When it comes to managing ingredients and baking at a professional bakery, we know that most people would turn to an SQL database and emacs.  Really, what else do you need? Okay, so maybe there are a few who would think that emacs couldn’t help you with this, so, here’s how [Piers] uses emacs and PostgresSQL to manage the day to day needs at his bakery.

[Piers] had tried a spreadsheet to keep track of things, but didn’t really like it when he had to create a new recipe:  “lots of tedious copying, pasting and repetition of formulae” is how he put it. As a ex-professional programmer, [Piers] was familiar with emacs and so set up a daily worksheet in emacs using org-mode. Each morning he runs org-capture to create the template for the day’s work. Some code in the org file (run with org-babel) can run a query on the database. He’s created some code to set up each day’s journal entry and to run the complicated database queries that he needs.

There is a list of things that [Piers] is working on next, including ingredient order management and accounting, but it works for him. And to stop any potential flame wars that might break out, it’s good to mention that the system does just that: It works for him. There are other possibilities. Take a look at Al’s Editor Wars article, or Elliot’s rebuttal, or, ignore the wars and read this article on baking with steam.

Keeping Streets Ice-Free With The Raspberry Pi

[Revanth Kailashnath] writes in to tell us about an interesting project he and his team have been working on for their “Real Time Embedded Programming” class at the University of Glasgow. Intended to combat the harsh and dangerous winters in Glasgow, their system uses a Raspberry Pi and a suite of sensors to automatically deploy a brine solution to streets and sidewalks. While the project is still only a proof of concept and hasn’t been deployed, the work the team has done so far runs the gamut from developing their own PCBs to creating a web-based user interface.

The core idea is simple. If the conditions are right for ice to form, spray salt water. Using salt water is a cheap and safe way of clearing and preventing ice as it simply drops the temperature at which water freezes. The end result is that the ice won’t form until it gets down to 10F (-12C) or so. Not a perfect solution, but it can definitely help. Of course, you don’t want to spray people with salt water as they pass by, so there’s a bit more to it than that.

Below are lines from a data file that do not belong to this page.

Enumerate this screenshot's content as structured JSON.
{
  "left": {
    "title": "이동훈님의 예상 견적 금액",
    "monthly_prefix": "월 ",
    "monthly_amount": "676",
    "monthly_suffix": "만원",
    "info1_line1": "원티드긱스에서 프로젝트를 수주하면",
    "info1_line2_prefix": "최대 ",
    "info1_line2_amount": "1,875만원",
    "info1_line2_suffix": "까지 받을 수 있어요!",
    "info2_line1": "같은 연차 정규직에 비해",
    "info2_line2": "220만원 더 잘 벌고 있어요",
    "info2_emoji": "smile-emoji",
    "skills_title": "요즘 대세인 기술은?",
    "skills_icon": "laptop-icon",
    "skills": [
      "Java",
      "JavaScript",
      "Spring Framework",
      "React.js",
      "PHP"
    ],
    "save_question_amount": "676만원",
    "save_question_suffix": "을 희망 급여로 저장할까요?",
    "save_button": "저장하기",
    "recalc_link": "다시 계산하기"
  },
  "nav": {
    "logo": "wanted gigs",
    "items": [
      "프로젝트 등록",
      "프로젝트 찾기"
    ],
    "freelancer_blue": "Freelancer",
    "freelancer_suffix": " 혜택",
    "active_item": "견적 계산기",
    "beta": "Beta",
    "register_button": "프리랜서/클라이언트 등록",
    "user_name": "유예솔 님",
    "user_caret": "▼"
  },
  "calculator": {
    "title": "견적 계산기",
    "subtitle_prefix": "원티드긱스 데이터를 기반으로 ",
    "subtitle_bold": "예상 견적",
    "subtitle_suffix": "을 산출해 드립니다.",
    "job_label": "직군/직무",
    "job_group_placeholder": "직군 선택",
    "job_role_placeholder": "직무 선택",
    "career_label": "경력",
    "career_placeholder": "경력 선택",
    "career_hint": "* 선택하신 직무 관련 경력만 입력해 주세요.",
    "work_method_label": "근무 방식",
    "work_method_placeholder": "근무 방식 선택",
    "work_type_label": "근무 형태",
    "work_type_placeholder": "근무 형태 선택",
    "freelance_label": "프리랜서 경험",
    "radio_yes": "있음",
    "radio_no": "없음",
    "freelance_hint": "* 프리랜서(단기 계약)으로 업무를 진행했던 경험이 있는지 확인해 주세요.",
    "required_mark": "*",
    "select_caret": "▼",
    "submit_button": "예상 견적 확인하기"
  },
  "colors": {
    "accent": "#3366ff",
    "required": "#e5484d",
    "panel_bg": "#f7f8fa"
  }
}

Using the venerable DHT22 sensor the team can get the current temperature and humidity, which allows them to determine when it’s time to start spraying. But to prevent any wet and angry pedestrians, a HC-SR501 PIR motion sensor is used. If the system sees motion it will stop for a while to let the activity quiet down.

Monitoring the sensors and controlling the pump is done by a daemon written in C++, which also logs data to an SQL database, which in turn feeds their PHP web interface. In the video after the break, [Revanth] demonstrates how the system is constantly making decisions based on the input of the various sensors. Environmental data and motion is analysed every few seconds to provide a real-time solution.

We’ve covered a few projects aimed at melting ice and snow by heating concrete, but it’s interesting to see a “smart” approach to this common winter annoyance.

Continue reading “Keeping Streets Ice-Free With The Raspberry Pi”